In Afar, Amhara and Tigray regions where the conflict took place, interruption of basic services, the destruction of health and education facilities as well as on private property, the interruption of productive activities in many of these areas and large scale displacement caused by the conflict are all adding to the negative impact on socio-economic rights, including the right to food, health and education. In Oromia and Somali regions, the drought in some parts of the regions have stretched the capacity of government and nongovernment organizations to provide humanitarian assistance.
Over 4 million internally displaced persons still await durable solutions and depend on humanitarian assistance, the availability and other aspects of which are themselves impacted by the overall human rights situation in the country; an impact which is also felt by host communities. In similar vein, the report also stresses that the rights women, children, older persons and persons with disability need the urgent and deliberate attention of government authorities.
With regards to freedom of opinion, thought, expression and the right to seek information the Commission’s monitoring work also found that at various times between the months of July 2021 and May 2022, 54 media personnel, including 15 reported to be in detention in Tigray region, have been arrested and detained for a period ranging from days to months.

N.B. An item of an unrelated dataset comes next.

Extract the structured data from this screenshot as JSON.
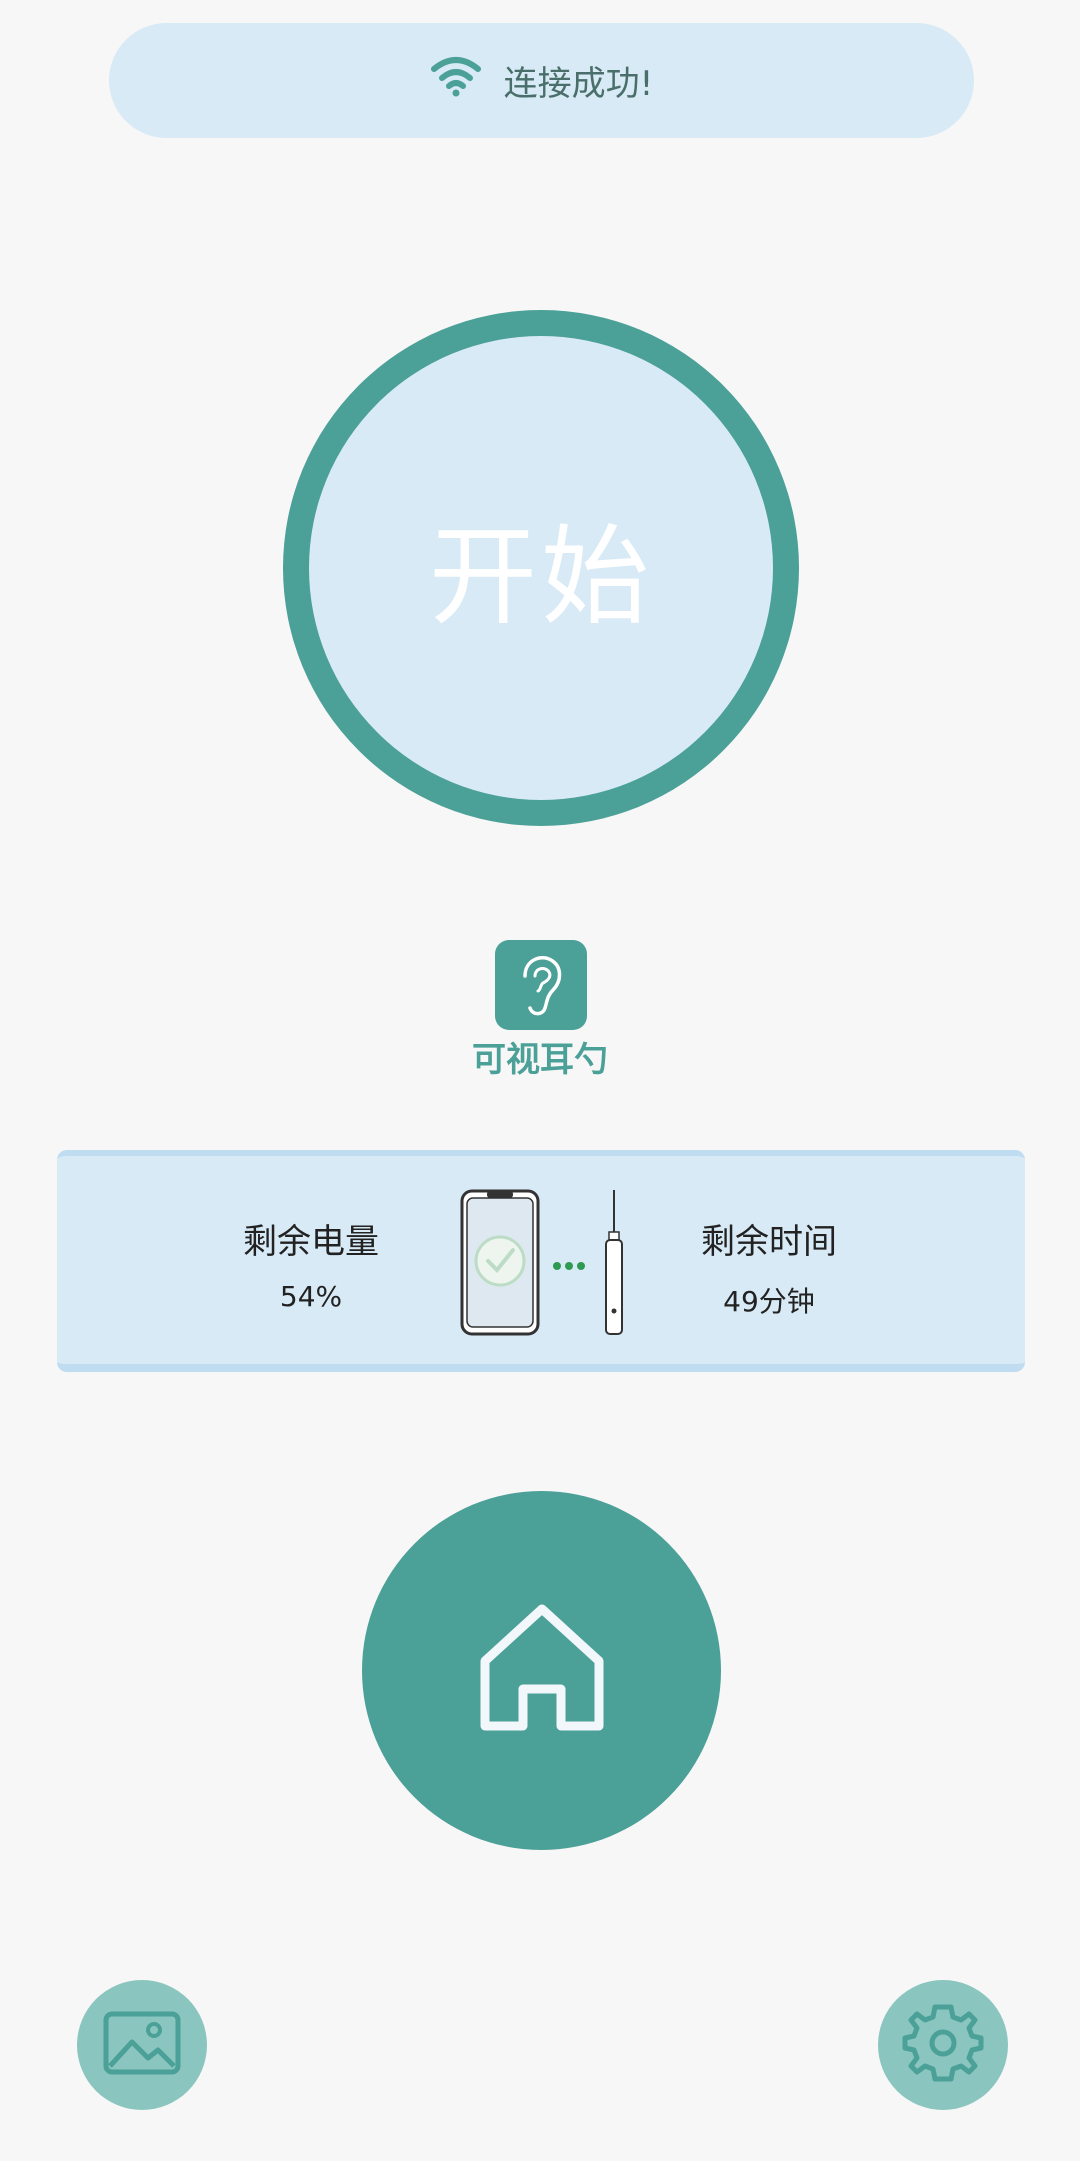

At the July 8, 2022 press conference to officially launch the Human Rights Situation in Ethiopia Report also covers an overall assessment of the 6 National Elections that took place during the concluded fiscal year, findings based on the Commission’s work in handling individual complaints, the situation of persons deprived of their liberty and held in irregular places of detention, police stations and prisons.
In addition to human rights violations committed by government bodies/authorities, non-state actors are responsible for large scale human rights violations. The Commission’s monitoring and investigation work also shows that in the context of the war in Northern Ethiopia and conflicts in other parts of the country, armed groups, non organized groups and individuals have carried out ethnic or religious motivated killings, physical injury, forced displacement and destruction or looting of property against civilians.

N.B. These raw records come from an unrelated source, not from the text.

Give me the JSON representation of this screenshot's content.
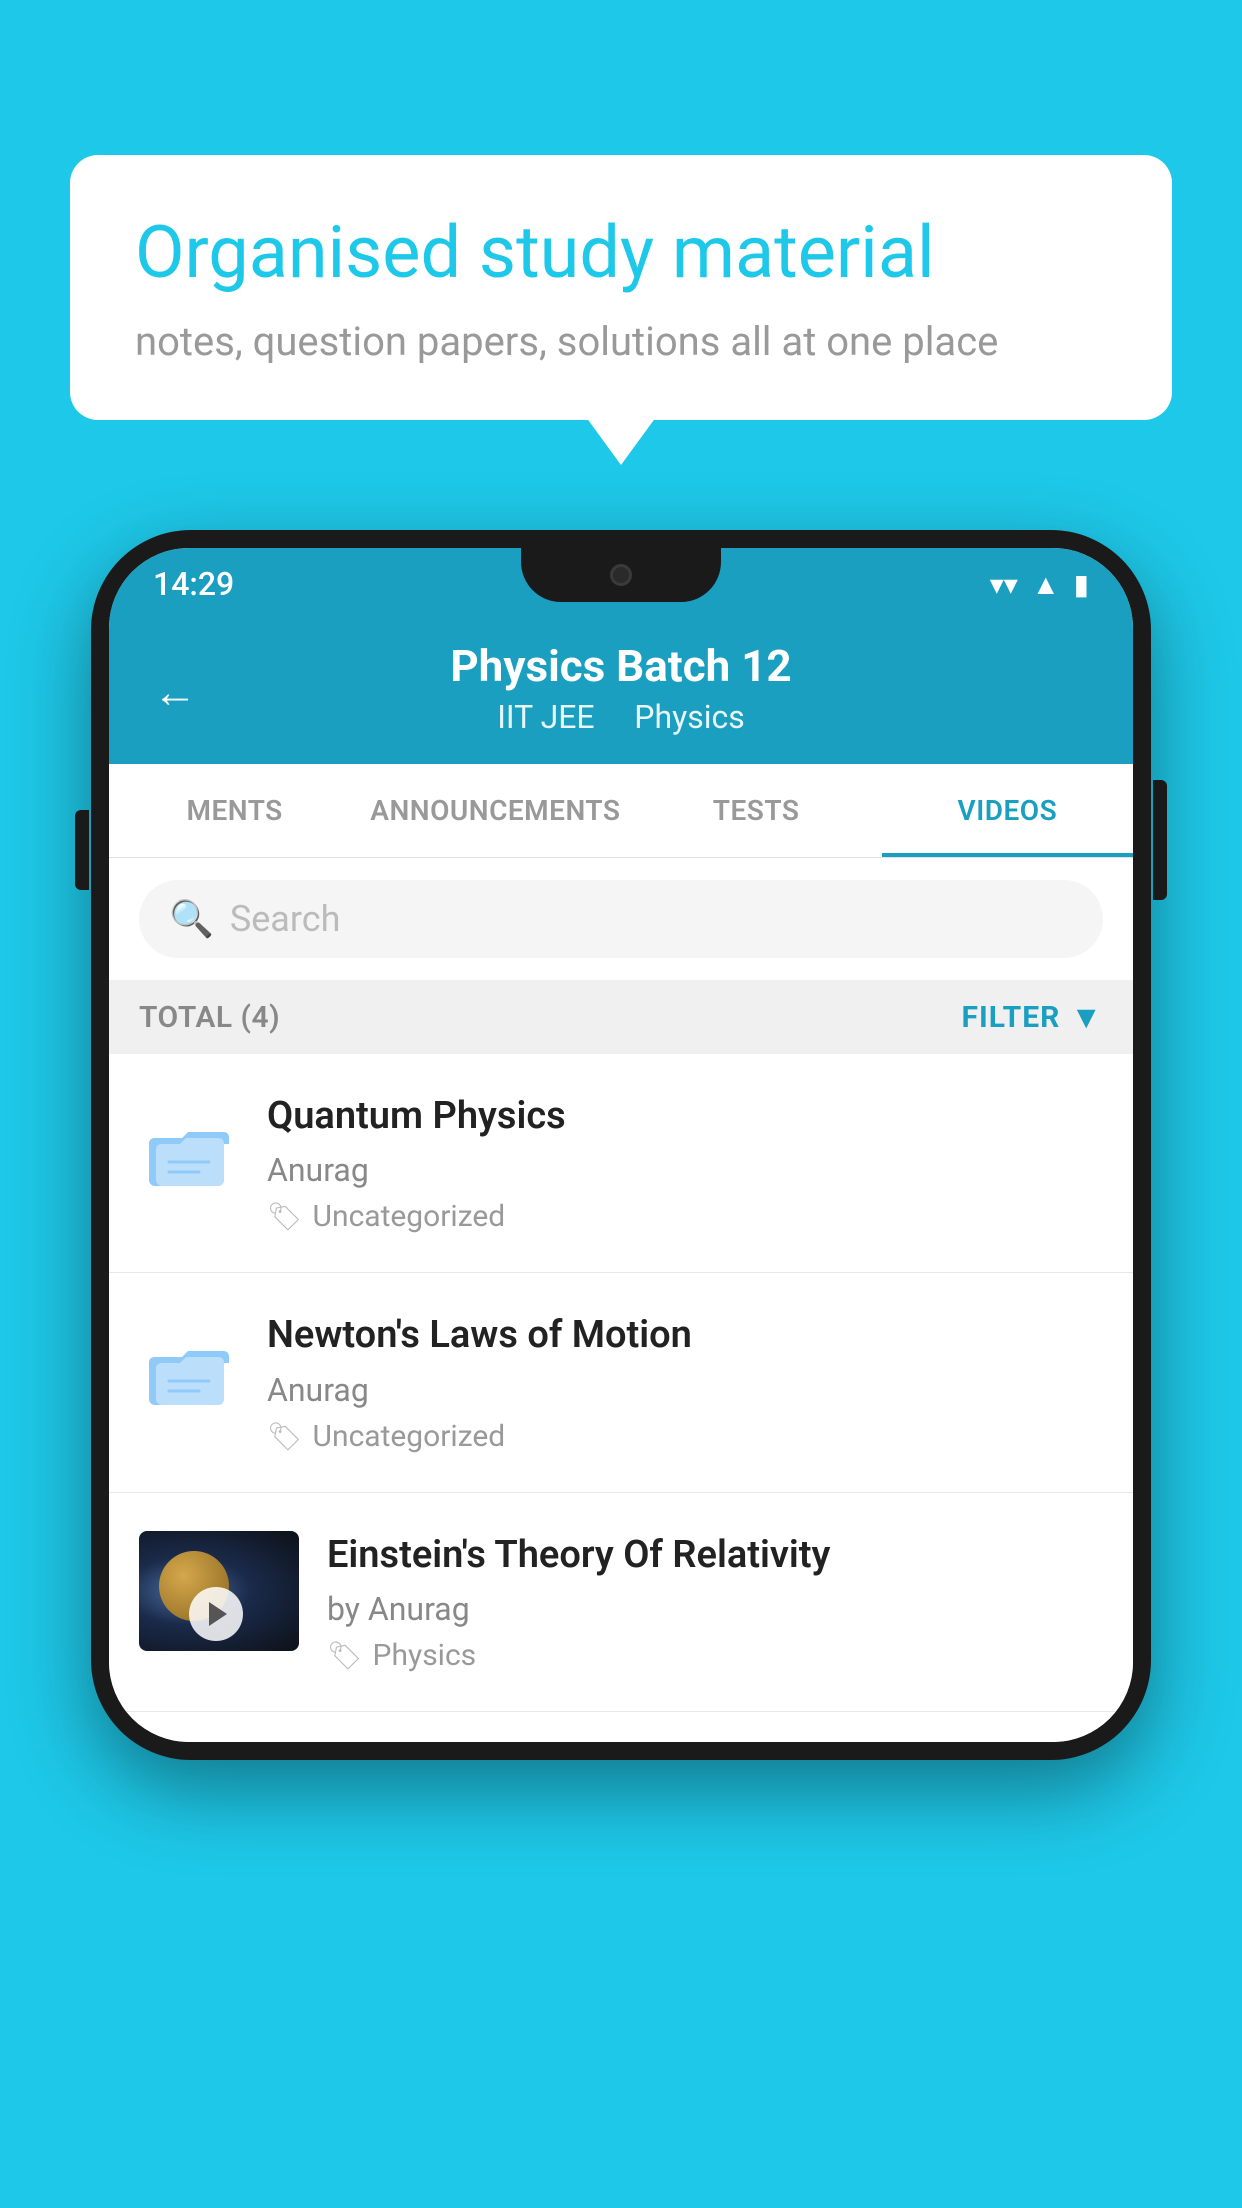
{
  "background": {
    "color": "#1EC8E8"
  },
  "speech_bubble": {
    "title": "Organised study material",
    "subtitle": "notes, question papers, solutions all at one place"
  },
  "phone": {
    "status_bar": {
      "time": "14:29",
      "icons": [
        "wifi",
        "signal",
        "battery"
      ]
    },
    "header": {
      "back_label": "←",
      "title": "Physics Batch 12",
      "subtitle_part1": "IIT JEE",
      "subtitle_sep": "   ",
      "subtitle_part2": "Physics"
    },
    "tabs": [
      {
        "label": "MENTS",
        "active": false
      },
      {
        "label": "ANNOUNCEMENTS",
        "active": false
      },
      {
        "label": "TESTS",
        "active": false
      },
      {
        "label": "VIDEOS",
        "active": true
      }
    ],
    "search": {
      "placeholder": "Search"
    },
    "filter_bar": {
      "total_label": "TOTAL (4)",
      "filter_label": "FILTER"
    },
    "videos": [
      {
        "id": 1,
        "title": "Quantum Physics",
        "author": "Anurag",
        "tag": "Uncategorized",
        "has_thumbnail": false
      },
      {
        "id": 2,
        "title": "Newton's Laws of Motion",
        "author": "Anurag",
        "tag": "Uncategorized",
        "has_thumbnail": false
      },
      {
        "id": 3,
        "title": "Einstein's Theory Of Relativity",
        "author": "by Anurag",
        "tag": "Physics",
        "has_thumbnail": true
      }
    ]
  }
}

In his foreword to the report, EHRC Chief Commissioner Daniel Bekele notes “It is a reminder that, since political disagreements/instability are at the root of the overall context of war, conflicts and widespread attacks against civilians that Ethiopia finds itself in at this time, political solutions are an inevitable part of sustainable solutions”.

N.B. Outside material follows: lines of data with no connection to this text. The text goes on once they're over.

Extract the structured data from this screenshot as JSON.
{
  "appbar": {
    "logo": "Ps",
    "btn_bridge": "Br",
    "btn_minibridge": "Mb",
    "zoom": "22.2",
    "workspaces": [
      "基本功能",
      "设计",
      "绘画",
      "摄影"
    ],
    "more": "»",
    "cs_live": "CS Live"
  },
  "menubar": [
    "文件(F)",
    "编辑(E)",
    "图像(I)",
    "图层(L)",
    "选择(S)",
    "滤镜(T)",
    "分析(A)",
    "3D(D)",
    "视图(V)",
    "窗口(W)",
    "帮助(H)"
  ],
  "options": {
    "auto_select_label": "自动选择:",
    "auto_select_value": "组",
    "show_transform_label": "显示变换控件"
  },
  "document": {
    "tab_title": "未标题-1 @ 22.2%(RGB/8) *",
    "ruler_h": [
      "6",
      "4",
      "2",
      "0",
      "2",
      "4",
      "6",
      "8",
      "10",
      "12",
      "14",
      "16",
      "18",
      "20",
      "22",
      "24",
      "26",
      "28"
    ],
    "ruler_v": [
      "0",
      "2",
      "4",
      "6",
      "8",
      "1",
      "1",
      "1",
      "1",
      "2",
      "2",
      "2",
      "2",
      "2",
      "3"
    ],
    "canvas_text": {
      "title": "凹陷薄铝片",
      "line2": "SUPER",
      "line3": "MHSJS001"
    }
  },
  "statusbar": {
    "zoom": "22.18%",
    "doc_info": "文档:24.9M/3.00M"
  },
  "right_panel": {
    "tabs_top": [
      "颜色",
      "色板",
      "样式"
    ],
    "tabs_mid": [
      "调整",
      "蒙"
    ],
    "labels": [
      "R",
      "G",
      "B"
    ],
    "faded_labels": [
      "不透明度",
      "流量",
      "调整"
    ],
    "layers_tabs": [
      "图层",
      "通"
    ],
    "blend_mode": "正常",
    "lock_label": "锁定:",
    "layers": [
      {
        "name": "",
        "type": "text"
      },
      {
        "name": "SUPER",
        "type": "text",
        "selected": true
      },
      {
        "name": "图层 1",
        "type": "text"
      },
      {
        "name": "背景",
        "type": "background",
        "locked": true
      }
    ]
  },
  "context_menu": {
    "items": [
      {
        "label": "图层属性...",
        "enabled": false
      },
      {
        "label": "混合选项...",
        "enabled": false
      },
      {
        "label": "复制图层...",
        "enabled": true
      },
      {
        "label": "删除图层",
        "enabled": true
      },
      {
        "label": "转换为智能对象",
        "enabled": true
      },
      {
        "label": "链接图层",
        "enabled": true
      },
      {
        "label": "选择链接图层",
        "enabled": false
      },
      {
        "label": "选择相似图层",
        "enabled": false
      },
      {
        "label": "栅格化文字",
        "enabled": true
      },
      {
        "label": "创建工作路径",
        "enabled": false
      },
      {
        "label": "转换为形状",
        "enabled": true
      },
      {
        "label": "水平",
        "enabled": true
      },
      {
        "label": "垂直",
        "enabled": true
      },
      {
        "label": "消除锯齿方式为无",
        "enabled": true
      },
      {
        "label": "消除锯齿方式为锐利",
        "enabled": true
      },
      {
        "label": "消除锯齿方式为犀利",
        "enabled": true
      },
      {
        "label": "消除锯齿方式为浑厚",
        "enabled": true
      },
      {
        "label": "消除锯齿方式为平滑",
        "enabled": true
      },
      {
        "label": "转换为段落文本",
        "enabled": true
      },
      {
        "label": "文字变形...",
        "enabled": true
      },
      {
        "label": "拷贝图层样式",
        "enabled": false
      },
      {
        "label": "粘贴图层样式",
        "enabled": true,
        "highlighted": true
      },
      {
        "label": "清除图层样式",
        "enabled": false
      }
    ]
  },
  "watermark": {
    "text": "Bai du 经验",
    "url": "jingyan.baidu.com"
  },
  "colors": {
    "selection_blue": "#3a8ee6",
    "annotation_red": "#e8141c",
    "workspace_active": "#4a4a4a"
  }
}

Adding that the report is based on findings from the Commission’s monitoring and investigation work, advocacy, documentation, assessment, human rights education related activities during the just concluded fiscal year as a result of which it is bound to have temporal, geographic and human rights issues coverage limitations, Daniel Bekele also said “ Though this first annual human rights situation report does not purport to be an exhaustive list of incidents of human rights violations, it provides a comprehensive overview of human rights concerns that require immediate and urgent attention. As such, and with the recommendations it puts forth, the report is a useful tool for federal and regional governments in particular to review and take corrective measures in their respective area of work.” The Chief Commissioner also indicated that the report also aims to contribute to the work of both national and international organizations.